I step outside and the chilly air tightens the skin on my bare arms. Summer has ended all too quickly, and some of the leaves on the trees have already started to burn with the colors of fall. Fall colors…. so bright and intense and beautiful. It’s like nature is trying to fill you up with color, to saturate you so you can stockpile it before winter turns everything muted and dreary.
—Siobhan Vivian (b.1979), Same Difference
After the first autumn rains, how inimitable the beauty of days—the fall colors, not yet faded, washed out, in the winter deluge, but dripping, glistening, every crystal drop refracting the hue it trickles over. Running, draining color, brighter before the soil takes back again the positive red and yellow and blue to weave into the misty textures of spring.
The most basic attainment during Zen meditation is an experience of what is sometimes called “no-thought.” Perhaps “mindlessness” is closer to English usage. This gives you some idea of the experience of the silent clarity of mind during the depths of Zen meditation.
When you see an autumn pool with red maple leaves in it, it may seem as though the water is stained red. But if you scoop up the water, you will see that the water is as pure as it ever was. The red or pink of all those colored leaves cannot tint the water, which always remains unstained. Our mind must be the same as that autumn pool with all that stuff in it. It must be kept unstained. This is the natural condition of the mind. If you see a donkey, you think of it, but when the donkey goes away, you think nothing. The mind is awake and perfectly at rest within its own clarity, but there is no object to be thought about. This is no-thought, mindlessness. In Buddhist terms, it is sometimes called “emptiness,” or “empty mind,” but the mind, though empty of thought-objects, is fully awake within itself.

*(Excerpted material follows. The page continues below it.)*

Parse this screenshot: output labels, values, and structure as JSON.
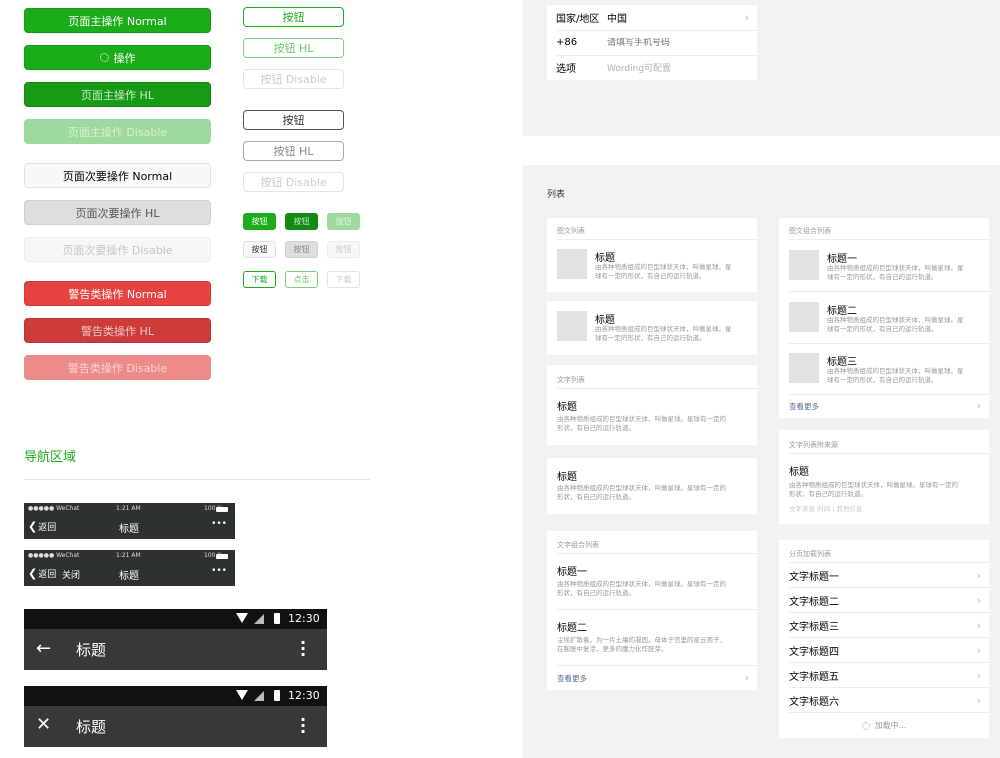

Perhaps a better term is “awakened clear spaciousness,” “lively restful silence.” It is an experience of mental spaciousness without any edges, and of perfect clarity and silence of mind without any extraneous objects or sounds occupying any space in the mind. This is the original pure nature of our mind.
–Sokei-an Roshi (Shigetsu Sasaki, 1882-1945)
(My bloggy note): This is one of several passages by Sokei-an Roshi in which he mentions water remaining colorless though appearing tinted by red and gold leaves of autumn fallen in a pond, using this as an analogy, a metaphor, for the inherent nature of mind remaining clear and pure, whether thoughts are present or not. He often located the analogy with an insight-experience he had as a young man while traveling in the mountains of the American West at the beginning of the twentieth century. (See & compare his passage in my earlier blog post.)
Sokei-an, like most of the earliest Zen masters to spend time in America, was a very colorful character. He had studied art in his youth and spent years as a wandering wood sculptor in Japan before coming to California. As a wandering vagabond and occasional farm & ranch worker, he walked throughout the Pacific and Inter-mountain West before settling in Greenwich Village. Only some years after being a central, but quiet, figure (a modern dancer as well as a sculptor and poet) in the Bohemian artist and writer community of the Village did he complete his Zen studies, and begin his career as a recognized roshi or teacher of Zen.